Solstice Bellatrix gets more than a rum and coke when she decides to meet her best friend out at the Skyline Lounge to catch up. Everything isn't as it seems when she meets a mysterious stranger and a dangerous new threat.
What the hell am I doing here?
Ice watered down my rum and coke, and Carmen still hadn’t shown up at the Skyline Lounge. Plus, she’s not returning any of my text messages.
Okay, just chill. I thought to myself.
Carmen’s stuck in traffic. Driving in downtown Tampa was a headache during the day, why wouldn’t it be just as terrible at night? One would think God’s waiting room, Florida, would at least have a slow-paced attitude; but that wasn’t the case when it came to driving in the state.
I really needed to be heading home. I had a rough day at work. And Monday would be here before long. The whole bar scene wasn’t my thing. The Skyline rooftop was swanky; white lounge chairs, tall glass tabletop stands, modern décor, sharp angles, clean lines, and 360 views of downtown more than five stories above the street. Tons of young professionals networking or catching up with friends. All except me. I kept my eye on the entrance. Then, used my tiny damp cocktail napkin to dab at the sweat that collected along my throat and the swell of my chest.
I should’ve stopped home to change into something cooler. I wore an already snug blouse that clung to my chest at this point, thanks to all my sweating, and uncomfortably stretched black work slacks that hugged my hips and thighs and were way too long for me.
It was close to ninety degrees outside around sunset when I first, arrived at the bar, and the temperature only dipped down to eighty-five or so with high humidity. Gotta love a good weather app.
Carmen blew my phone up earlier that day, hyping me up with promises of catching up after her overseas modeling gig wrapped up. She was my girl. I couldn’t say no to girls’ night. And now I was being stood up.
She knew I’d do anything for her. Even stand in heels alone at a bar, melting, while drinking overpriced watered-down alcohol.
Just go home. My inner voice told me. You don’t belong here.
Couples leaned in close at tall tables, whispering secrets while gazing at the cityscape. Groups of friends were celebrating loudly near the VIP booths as drinks were poured and downed just as quickly. And I stuck out, but not in a good way.
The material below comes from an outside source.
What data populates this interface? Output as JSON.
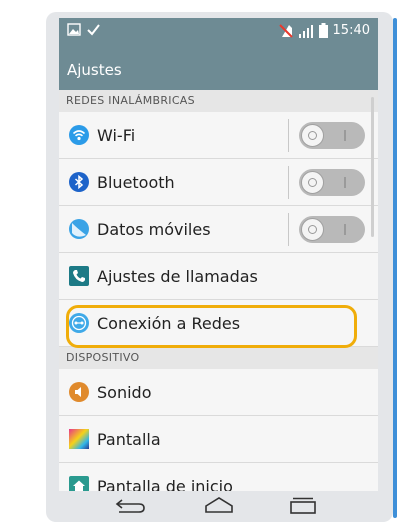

She gets fifteen more minutes. If Carm’s a no-show; I’m out.
Music livened up my dull, steamy, late evening.
I wanted to freshen up my drink. Just needed to grab the bartender’s attention. He was on one side of the bar serving a group of guys in business casual work clothes. When the bartender, finally, turned in my direction, I reached out my hand to wave him over but was rudely interrupted.
“Rum and coke, light ice.” A firm male’s voice yelled from beside me. He blatantly stole my bartender’s attention. I glanced over at him, considering whether to confront this guy about his lack of common decency. Assertive was not my middle name. Hiding in a crowd of people to avoid being noticed was more my speed. I gnawed on the inside of my cheeks. Timidity won. I’m as spineless as they came.